One of the trickiest jobs of a leader in the mid market is making significant structural changes. Organizations just seem to grow or morph and become an entity onto themselves. What may have once seemed like a great idea is now a defunct process or an inefficient division. Structural or organizational changes made during the dot com era or an earlier stage of your development may not longer apply. A terrific tool for helping you manage large organizational change is the organigraph, which was originally developed by Henry Mintzberg and Ludo Van Der Heyden of the University of Toronto.
How the organigraph works.
The organigraph shows how companies really work. It uses symbols like stars, funnels, tubes, links and chains—in all, there are six speciﬁc symbols that represent how a company actually works. You can also make up your own symbols. Organigraphs are a very useful ways to show how a company works, showing critical interfaces between people and processes.
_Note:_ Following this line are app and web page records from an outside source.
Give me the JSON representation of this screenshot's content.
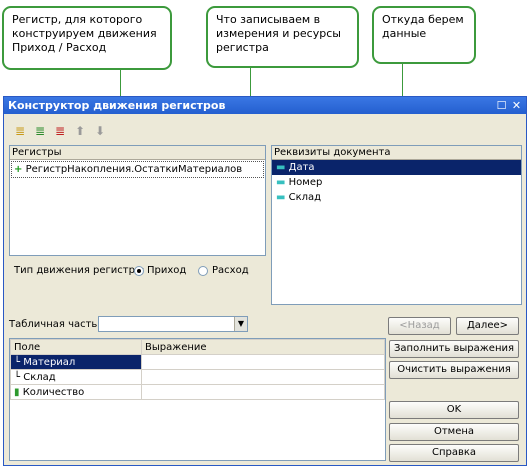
{
  "callouts": [
    {
      "text": "Регистр, для которого конструируем движения Приход / Расход"
    },
    {
      "text": "Что записываем в измерения и ресурсы регистра"
    },
    {
      "text": "Откуда берем данные"
    }
  ],
  "window": {
    "title": "Конструктор движения регистров",
    "restore_glyph": "☐",
    "close_glyph": "✕"
  },
  "toolbar": {
    "icons": [
      "register-select-icon",
      "register-add-icon",
      "register-delete-icon",
      "move-up-icon",
      "move-down-icon"
    ],
    "glyphs": [
      "≣",
      "≣",
      "≣",
      "⬆",
      "⬇"
    ]
  },
  "registers": {
    "header": "Регистры",
    "items": [
      {
        "label": "РегистрНакопления.ОстаткиМатериалов",
        "icon": "+"
      }
    ]
  },
  "requisites": {
    "header": "Реквизиты документа",
    "items": [
      {
        "label": "Дата",
        "selected": true
      },
      {
        "label": "Номер",
        "selected": false
      },
      {
        "label": "Склад",
        "selected": false
      }
    ]
  },
  "movement_type": {
    "label": "Тип движения регистра:",
    "options": [
      {
        "label": "Приход",
        "checked": true
      },
      {
        "label": "Расход",
        "checked": false
      }
    ]
  },
  "tabular": {
    "label": "Табличная часть:",
    "value": ""
  },
  "nav": {
    "back": "<Назад",
    "next": "Далее>"
  },
  "grid": {
    "columns": [
      "Поле",
      "Выражение"
    ],
    "rows": [
      {
        "field": "Материал",
        "expression": ""
      },
      {
        "field": "Склад",
        "expression": ""
      },
      {
        "field": "Количество",
        "expression": ""
      }
    ]
  },
  "buttons": {
    "fill": "Заполнить выражения",
    "clear": "Очистить выражения",
    "ok": "OK",
    "cancel": "Отмена",
    "help": "Справка"
  },
  "colors": {
    "callout_border": "#3c9a3c",
    "title_bar": "#245fcf",
    "selection": "#0a246a"
  }
}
Executives can use organigraphs to help choose among strategic options much as an explorer would use to ﬁnd alternatives through tough terrain. The beauty of the organigraph is that it removes personalities from the process. It is “personality-independent.” It’s easier to embrace the idea of change if you don’t feel personally threatened by it. Paper and approvals can take weird routes through organizations. The organigraph documents how companies really work.
The creation of the organigraph allows executives to draft a list of what’s working and what’s not, which in turn leads to the creation of a list of incremental transformational initiatives.Things you may need to change to build value in your company.
When You Have to Make Big Changes
So a tool to consider when getting an honest assessment of how your company really works, try the organigraph. I've used this tool many times and it never fails to shed great insight and give you, the leader, a chance to make significant organizational changes that will exceed your objectives.